Problem to solve ->
Your job is to report every line of the entries that has "views".

::::

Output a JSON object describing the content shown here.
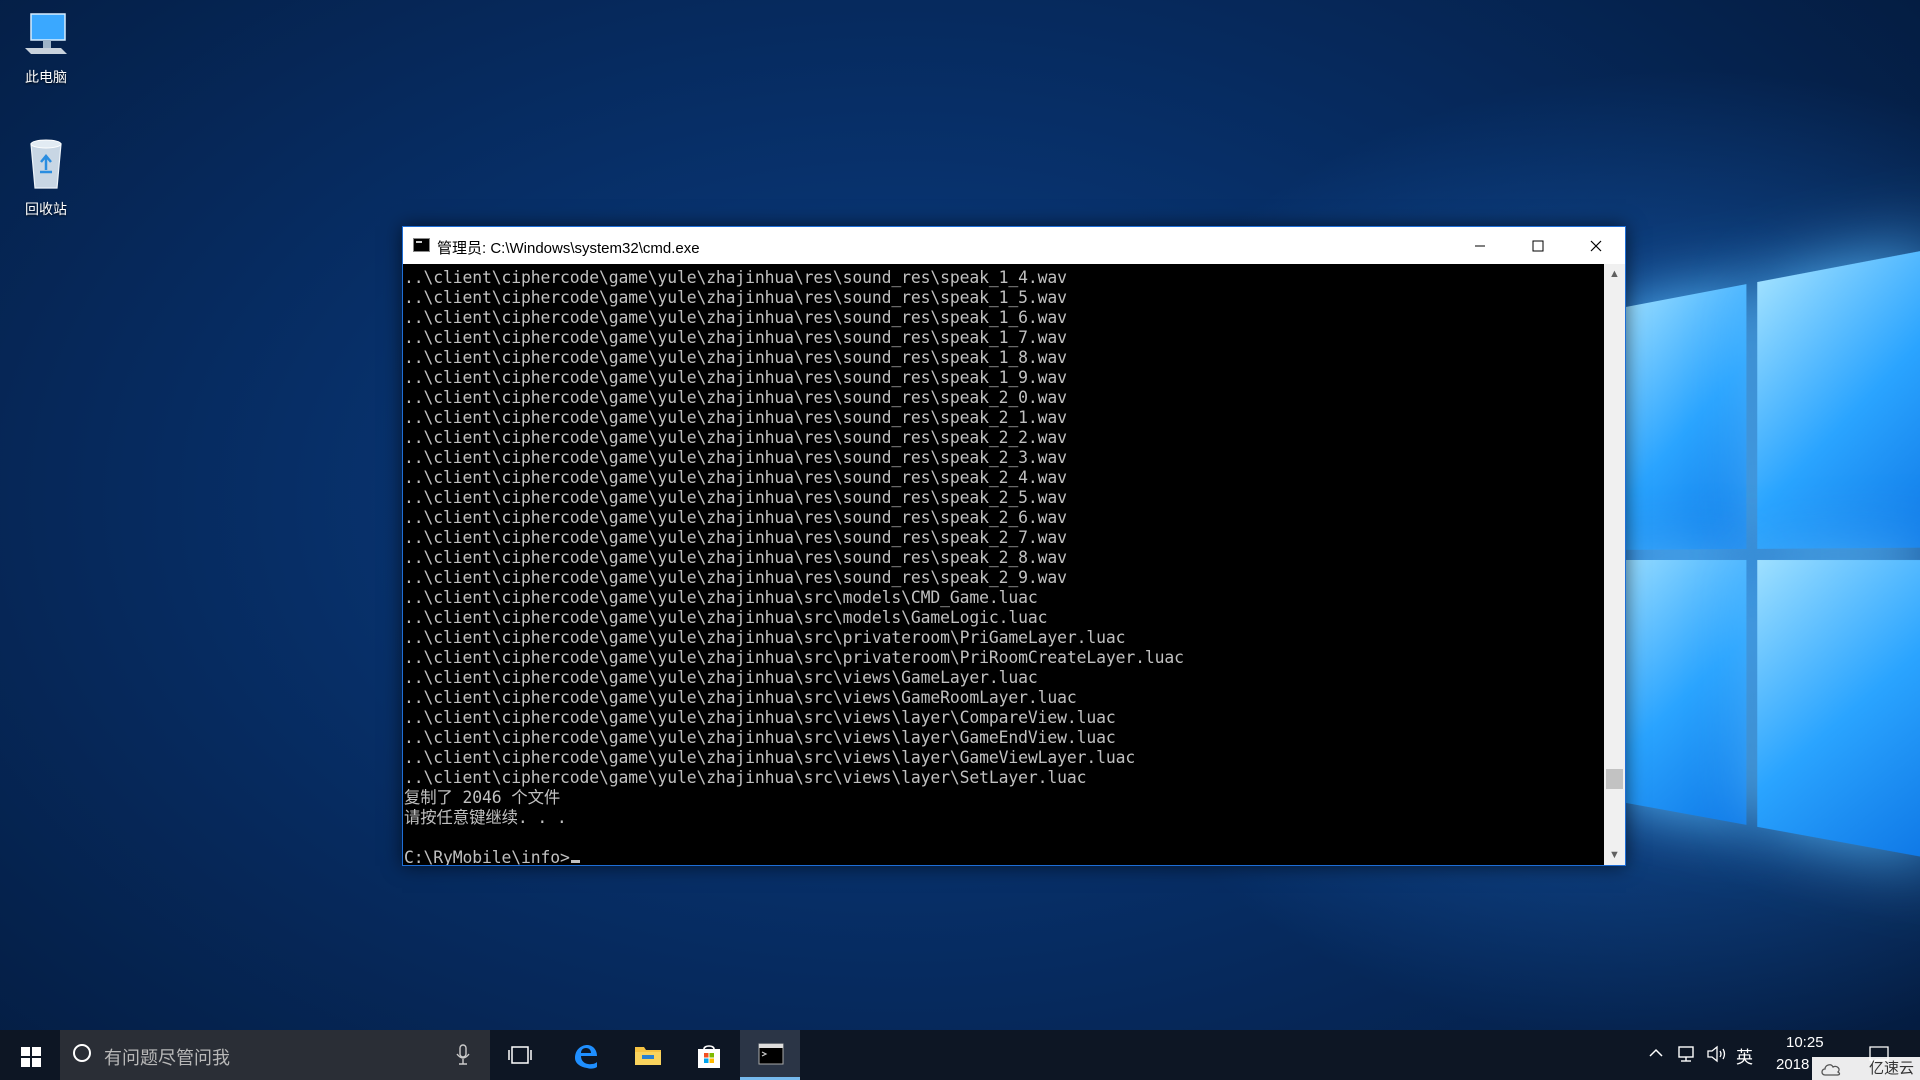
{
  "desktop": {
    "icons": [
      {
        "label": "此电脑",
        "icon": "this-pc-icon"
      },
      {
        "label": "回收站",
        "icon": "recycle-bin-icon"
      }
    ]
  },
  "cmd": {
    "title": "管理员: C:\\Windows\\system32\\cmd.exe",
    "lines": [
      "..\\client\\ciphercode\\game\\yule\\zhajinhua\\res\\sound_res\\speak_1_4.wav",
      "..\\client\\ciphercode\\game\\yule\\zhajinhua\\res\\sound_res\\speak_1_5.wav",
      "..\\client\\ciphercode\\game\\yule\\zhajinhua\\res\\sound_res\\speak_1_6.wav",
      "..\\client\\ciphercode\\game\\yule\\zhajinhua\\res\\sound_res\\speak_1_7.wav",
      "..\\client\\ciphercode\\game\\yule\\zhajinhua\\res\\sound_res\\speak_1_8.wav",
      "..\\client\\ciphercode\\game\\yule\\zhajinhua\\res\\sound_res\\speak_1_9.wav",
      "..\\client\\ciphercode\\game\\yule\\zhajinhua\\res\\sound_res\\speak_2_0.wav",
      "..\\client\\ciphercode\\game\\yule\\zhajinhua\\res\\sound_res\\speak_2_1.wav",
      "..\\client\\ciphercode\\game\\yule\\zhajinhua\\res\\sound_res\\speak_2_2.wav",
      "..\\client\\ciphercode\\game\\yule\\zhajinhua\\res\\sound_res\\speak_2_3.wav",
      "..\\client\\ciphercode\\game\\yule\\zhajinhua\\res\\sound_res\\speak_2_4.wav",
      "..\\client\\ciphercode\\game\\yule\\zhajinhua\\res\\sound_res\\speak_2_5.wav",
      "..\\client\\ciphercode\\game\\yule\\zhajinhua\\res\\sound_res\\speak_2_6.wav",
      "..\\client\\ciphercode\\game\\yule\\zhajinhua\\res\\sound_res\\speak_2_7.wav",
      "..\\client\\ciphercode\\game\\yule\\zhajinhua\\res\\sound_res\\speak_2_8.wav",
      "..\\client\\ciphercode\\game\\yule\\zhajinhua\\res\\sound_res\\speak_2_9.wav",
      "..\\client\\ciphercode\\game\\yule\\zhajinhua\\src\\models\\CMD_Game.luac",
      "..\\client\\ciphercode\\game\\yule\\zhajinhua\\src\\models\\GameLogic.luac",
      "..\\client\\ciphercode\\game\\yule\\zhajinhua\\src\\privateroom\\PriGameLayer.luac",
      "..\\client\\ciphercode\\game\\yule\\zhajinhua\\src\\privateroom\\PriRoomCreateLayer.luac",
      "..\\client\\ciphercode\\game\\yule\\zhajinhua\\src\\views\\GameLayer.luac",
      "..\\client\\ciphercode\\game\\yule\\zhajinhua\\src\\views\\GameRoomLayer.luac",
      "..\\client\\ciphercode\\game\\yule\\zhajinhua\\src\\views\\layer\\CompareView.luac",
      "..\\client\\ciphercode\\game\\yule\\zhajinhua\\src\\views\\layer\\GameEndView.luac",
      "..\\client\\ciphercode\\game\\yule\\zhajinhua\\src\\views\\layer\\GameViewLayer.luac",
      "..\\client\\ciphercode\\game\\yule\\zhajinhua\\src\\views\\layer\\SetLayer.luac",
      "复制了 2046 个文件",
      "请按任意键继续. . .",
      "",
      "C:\\RyMobile\\info>"
    ]
  },
  "taskbar": {
    "search_placeholder": "有问题尽管问我",
    "apps": [
      "task-view",
      "edge",
      "file-explorer",
      "store",
      "cmd"
    ],
    "tray": {
      "ime": "英",
      "time": "10:25",
      "date": "2018"
    }
  },
  "watermark": "亿速云",
  "colors": {
    "console_bg": "#000000",
    "console_fg": "#c0c0c0",
    "taskbar_bg": "#0d1624",
    "accent": "#1e6ed6"
  }
}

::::

Output below ->
      "..\\client\\ciphercode\\game\\yule\\zhajinhua\\src\\views\\GameLayer.luac",
      "..\\client\\ciphercode\\game\\yule\\zhajinhua\\src\\views\\GameRoomLayer.luac",
      "..\\client\\ciphercode\\game\\yule\\zhajinhua\\src\\views\\layer\\CompareView.luac",
      "..\\client\\ciphercode\\game\\yule\\zhajinhua\\src\\views\\layer\\GameEndView.luac",
      "..\\client\\ciphercode\\game\\yule\\zhajinhua\\src\\views\\layer\\GameViewLayer.luac",
      "..\\client\\ciphercode\\game\\yule\\zhajinhua\\src\\views\\layer\\SetLayer.luac",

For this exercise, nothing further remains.